## ABOUT THIS TASK
In the records, find every line with the word "person" and copy it out.

## Records from a data collection
────────────────────

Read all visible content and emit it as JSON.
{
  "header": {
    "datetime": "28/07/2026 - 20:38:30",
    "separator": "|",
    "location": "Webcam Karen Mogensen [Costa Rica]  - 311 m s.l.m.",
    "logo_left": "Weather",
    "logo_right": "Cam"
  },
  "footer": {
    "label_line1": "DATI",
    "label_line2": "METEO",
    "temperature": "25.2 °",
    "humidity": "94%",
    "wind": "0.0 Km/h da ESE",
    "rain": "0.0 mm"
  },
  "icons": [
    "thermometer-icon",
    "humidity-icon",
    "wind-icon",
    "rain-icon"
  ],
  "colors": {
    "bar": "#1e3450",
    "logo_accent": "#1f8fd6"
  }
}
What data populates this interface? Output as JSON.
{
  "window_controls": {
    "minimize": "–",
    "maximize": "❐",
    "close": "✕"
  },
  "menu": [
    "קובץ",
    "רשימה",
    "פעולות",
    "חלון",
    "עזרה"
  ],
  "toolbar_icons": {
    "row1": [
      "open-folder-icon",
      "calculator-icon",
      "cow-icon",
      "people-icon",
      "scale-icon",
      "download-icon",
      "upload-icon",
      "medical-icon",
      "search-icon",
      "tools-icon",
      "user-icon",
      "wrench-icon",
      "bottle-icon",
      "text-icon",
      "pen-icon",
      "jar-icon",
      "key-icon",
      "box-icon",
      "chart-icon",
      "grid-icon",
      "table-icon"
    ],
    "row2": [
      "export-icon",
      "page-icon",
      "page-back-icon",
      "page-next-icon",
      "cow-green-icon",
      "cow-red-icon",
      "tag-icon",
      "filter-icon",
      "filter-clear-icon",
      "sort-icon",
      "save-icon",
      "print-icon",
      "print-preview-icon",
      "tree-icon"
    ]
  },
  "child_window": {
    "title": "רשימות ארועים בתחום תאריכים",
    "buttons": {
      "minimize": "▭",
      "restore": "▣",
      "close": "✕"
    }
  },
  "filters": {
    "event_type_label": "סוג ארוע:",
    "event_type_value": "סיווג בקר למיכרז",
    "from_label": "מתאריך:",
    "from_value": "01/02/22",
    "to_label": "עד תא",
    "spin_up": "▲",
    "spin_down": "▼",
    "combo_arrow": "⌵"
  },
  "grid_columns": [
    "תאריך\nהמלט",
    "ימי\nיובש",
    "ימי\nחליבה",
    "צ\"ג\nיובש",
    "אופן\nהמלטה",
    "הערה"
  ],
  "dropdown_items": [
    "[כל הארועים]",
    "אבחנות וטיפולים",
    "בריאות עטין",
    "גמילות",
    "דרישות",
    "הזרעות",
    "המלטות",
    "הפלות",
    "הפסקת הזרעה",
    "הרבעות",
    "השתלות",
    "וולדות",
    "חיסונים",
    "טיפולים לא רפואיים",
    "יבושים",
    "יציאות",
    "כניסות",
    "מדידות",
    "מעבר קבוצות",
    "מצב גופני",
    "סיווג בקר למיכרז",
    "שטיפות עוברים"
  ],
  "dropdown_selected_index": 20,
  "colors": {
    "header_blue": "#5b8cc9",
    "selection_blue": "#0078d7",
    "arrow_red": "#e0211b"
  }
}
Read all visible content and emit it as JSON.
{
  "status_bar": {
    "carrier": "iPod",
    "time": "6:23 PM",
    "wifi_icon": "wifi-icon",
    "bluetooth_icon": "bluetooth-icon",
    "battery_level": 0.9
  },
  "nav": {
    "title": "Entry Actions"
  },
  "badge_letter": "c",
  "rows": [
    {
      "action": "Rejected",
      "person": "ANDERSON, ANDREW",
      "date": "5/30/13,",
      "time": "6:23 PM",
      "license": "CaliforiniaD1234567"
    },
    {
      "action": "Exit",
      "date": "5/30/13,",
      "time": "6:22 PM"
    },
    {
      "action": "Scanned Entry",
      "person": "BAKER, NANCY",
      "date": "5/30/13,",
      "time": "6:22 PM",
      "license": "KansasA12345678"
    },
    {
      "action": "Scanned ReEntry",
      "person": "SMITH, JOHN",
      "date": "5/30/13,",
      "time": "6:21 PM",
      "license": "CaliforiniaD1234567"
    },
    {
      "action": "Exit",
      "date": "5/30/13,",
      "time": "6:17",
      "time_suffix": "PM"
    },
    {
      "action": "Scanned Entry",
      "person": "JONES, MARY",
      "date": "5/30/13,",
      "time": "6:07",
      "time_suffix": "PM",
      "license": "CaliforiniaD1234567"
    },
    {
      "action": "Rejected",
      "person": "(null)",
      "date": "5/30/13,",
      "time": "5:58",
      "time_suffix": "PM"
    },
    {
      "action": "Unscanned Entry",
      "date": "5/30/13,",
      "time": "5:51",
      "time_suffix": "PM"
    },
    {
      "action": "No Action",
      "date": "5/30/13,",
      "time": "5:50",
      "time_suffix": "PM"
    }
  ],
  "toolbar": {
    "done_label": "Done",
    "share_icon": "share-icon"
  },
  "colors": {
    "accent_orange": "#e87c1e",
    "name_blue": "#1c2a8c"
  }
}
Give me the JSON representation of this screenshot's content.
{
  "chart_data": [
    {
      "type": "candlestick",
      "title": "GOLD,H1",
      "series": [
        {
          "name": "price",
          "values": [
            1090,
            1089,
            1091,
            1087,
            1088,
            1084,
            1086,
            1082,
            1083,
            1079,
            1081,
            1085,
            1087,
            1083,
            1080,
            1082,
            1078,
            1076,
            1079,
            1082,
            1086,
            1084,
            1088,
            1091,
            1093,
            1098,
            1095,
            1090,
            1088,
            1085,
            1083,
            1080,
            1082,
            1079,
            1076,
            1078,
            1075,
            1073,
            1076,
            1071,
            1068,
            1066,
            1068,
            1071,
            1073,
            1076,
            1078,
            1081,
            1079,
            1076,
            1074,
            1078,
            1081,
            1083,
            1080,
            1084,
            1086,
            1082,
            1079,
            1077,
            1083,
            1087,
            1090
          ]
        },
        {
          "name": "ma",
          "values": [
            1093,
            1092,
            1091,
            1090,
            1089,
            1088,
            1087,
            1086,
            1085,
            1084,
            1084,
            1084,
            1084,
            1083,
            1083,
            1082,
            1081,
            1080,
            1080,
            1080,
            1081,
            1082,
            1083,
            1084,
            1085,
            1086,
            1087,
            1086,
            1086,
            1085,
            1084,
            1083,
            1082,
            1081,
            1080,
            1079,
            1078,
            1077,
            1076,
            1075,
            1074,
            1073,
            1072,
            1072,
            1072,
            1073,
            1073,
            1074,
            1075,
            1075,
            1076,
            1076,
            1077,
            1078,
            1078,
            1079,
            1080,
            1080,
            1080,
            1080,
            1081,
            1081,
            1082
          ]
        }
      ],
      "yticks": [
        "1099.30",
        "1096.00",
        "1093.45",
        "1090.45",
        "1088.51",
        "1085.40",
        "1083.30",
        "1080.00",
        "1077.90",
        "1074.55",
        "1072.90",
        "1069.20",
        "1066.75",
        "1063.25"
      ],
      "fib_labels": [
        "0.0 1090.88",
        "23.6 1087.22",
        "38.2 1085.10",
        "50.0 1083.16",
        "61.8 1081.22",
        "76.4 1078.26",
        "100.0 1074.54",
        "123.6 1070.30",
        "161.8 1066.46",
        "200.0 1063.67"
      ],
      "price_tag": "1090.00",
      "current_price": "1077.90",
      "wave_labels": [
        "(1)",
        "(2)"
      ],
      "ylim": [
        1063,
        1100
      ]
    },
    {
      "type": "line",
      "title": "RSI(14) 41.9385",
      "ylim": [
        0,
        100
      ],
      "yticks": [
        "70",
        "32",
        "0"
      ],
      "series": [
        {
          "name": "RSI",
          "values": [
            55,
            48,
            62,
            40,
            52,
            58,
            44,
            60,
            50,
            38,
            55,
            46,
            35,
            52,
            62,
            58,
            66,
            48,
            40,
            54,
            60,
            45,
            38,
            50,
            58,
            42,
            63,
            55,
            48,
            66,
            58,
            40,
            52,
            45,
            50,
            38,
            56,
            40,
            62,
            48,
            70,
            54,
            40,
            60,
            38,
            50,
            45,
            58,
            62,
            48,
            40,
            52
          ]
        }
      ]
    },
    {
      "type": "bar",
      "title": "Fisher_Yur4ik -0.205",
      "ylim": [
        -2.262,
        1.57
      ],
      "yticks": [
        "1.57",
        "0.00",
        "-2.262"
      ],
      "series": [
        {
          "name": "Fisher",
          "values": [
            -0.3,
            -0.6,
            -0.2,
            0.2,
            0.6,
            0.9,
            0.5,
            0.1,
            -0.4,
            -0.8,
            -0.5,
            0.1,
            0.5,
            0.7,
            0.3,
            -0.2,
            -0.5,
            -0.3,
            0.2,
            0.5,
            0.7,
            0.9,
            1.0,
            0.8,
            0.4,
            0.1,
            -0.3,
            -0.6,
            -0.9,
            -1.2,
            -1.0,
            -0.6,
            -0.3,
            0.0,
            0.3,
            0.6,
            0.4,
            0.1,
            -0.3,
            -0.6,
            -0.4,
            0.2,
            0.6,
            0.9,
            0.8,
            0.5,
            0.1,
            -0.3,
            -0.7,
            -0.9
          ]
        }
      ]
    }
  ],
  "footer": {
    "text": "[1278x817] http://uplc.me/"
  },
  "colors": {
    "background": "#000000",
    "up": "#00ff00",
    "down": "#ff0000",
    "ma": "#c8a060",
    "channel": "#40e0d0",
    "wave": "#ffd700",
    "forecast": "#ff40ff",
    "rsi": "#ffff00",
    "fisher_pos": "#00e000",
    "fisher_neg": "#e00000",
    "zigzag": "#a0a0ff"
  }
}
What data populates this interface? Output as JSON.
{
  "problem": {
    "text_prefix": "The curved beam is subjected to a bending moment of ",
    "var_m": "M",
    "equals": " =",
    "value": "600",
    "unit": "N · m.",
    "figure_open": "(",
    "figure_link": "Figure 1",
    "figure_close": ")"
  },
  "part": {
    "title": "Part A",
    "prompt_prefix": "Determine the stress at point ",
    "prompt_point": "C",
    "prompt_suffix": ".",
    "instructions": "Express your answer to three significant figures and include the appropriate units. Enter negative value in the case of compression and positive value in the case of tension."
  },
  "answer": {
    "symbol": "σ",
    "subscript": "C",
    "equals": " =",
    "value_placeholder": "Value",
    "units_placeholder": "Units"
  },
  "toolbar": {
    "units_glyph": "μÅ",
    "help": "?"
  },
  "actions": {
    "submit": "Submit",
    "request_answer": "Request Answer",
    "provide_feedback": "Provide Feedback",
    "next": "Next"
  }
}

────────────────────

## ANSWER SECTION
      "person": "ANDERSON, ANDREW",
      "person": "BAKER, NANCY",
      "person": "SMITH, JOHN",
      "person": "JONES, MARY",
      "person": "(null)",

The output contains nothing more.